American Airlines A321T Business Class
- United’s soft product is generally better than American’s, but at JFK American is re-opening its Flagship Lounge and Flagship First Dining. His explicit Admirals Club privileges in his termination deal notwithstanding, boarding passes would get him access to Flagship First Dining which is superior to the Polaris lounge at Newark (which does not yet have an announced re-opening plan).
Flagship First Dining New York JFK
Miami First Dining Corn Chowder With Corn Fritters
While Kirby’s agreement didn’t include a non-compete clause in exchange for a multi-million dollar cash payment and vesting of hundreds of thousands of shares of stock (oops!), it did contain confidentialy and non-solicitation clauses. Kirby wasn’t supposed to use American’s confidential information at United, and wasn’t supposed to entice executives over to his new airline. It would be interesting to dive into whether there was any violation in, for instance:
- His scrapping United’s basic economy plan, delaying the rollout, and mirroring what he’d planned for American (banning carry on bags especially)
- Adding inflight credit card solicitation at United, since he said it was based on his knowledge of the success of the practice at American
- Bringing over long-time henchman Andrew Nocella, now Chief Commerical Officer at United

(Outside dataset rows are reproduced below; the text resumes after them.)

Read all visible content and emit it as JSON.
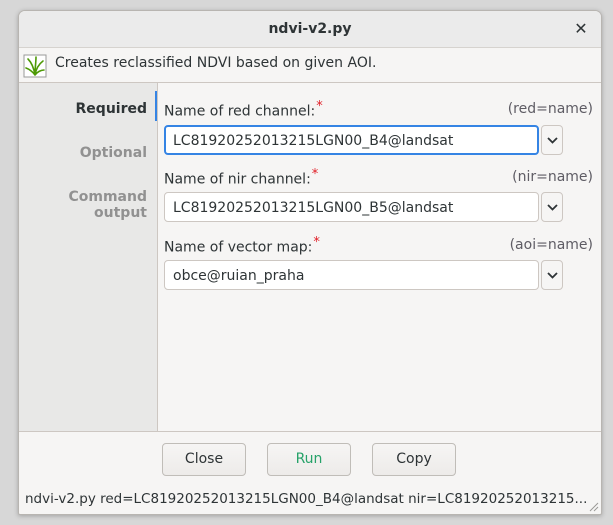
{
  "window": {
    "title": "ndvi-v2.py"
  },
  "description": "Creates reclassified NDVI based on given AOI.",
  "sidebar": {
    "items": [
      {
        "label": "Required"
      },
      {
        "label": "Optional"
      },
      {
        "label": "Command output"
      }
    ]
  },
  "fields": [
    {
      "label": "Name of red channel:",
      "hint": "(red=name)",
      "value": "LC81920252013215LGN00_B4@landsat"
    },
    {
      "label": "Name of nir channel:",
      "hint": "(nir=name)",
      "value": "LC81920252013215LGN00_B5@landsat"
    },
    {
      "label": "Name of vector map:",
      "hint": "(aoi=name)",
      "value": "obce@ruian_praha"
    }
  ],
  "required_marker": "*",
  "buttons": {
    "close": "Close",
    "run": "Run",
    "copy": "Copy"
  },
  "status": "ndvi-v2.py red=LC81920252013215LGN00_B4@landsat nir=LC81920252013215...",
  "colors": {
    "accent": "#3584e4",
    "run": "#26a269",
    "required": "#e01b24"
  },
  "icons": {
    "app": "grass-icon",
    "close": "close-icon",
    "dropdown": "chevron-down-icon"
  }
}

American, though, didn’t pursue a claim. Kirby was the big winner. And he’s helped to steer United’s ship during a crisis (including some underhanded tactics against customers) and he’s helped improve the airline’s operation. American, on the other hand, chose to make Robert Isom its President and it hasn’t improved its operation in the same manner.
Kirby gets to be CEO, Doug Parker was in the way of that at American, and he gets unlimited lifetime travel on both airlines. That’s a great problem to have.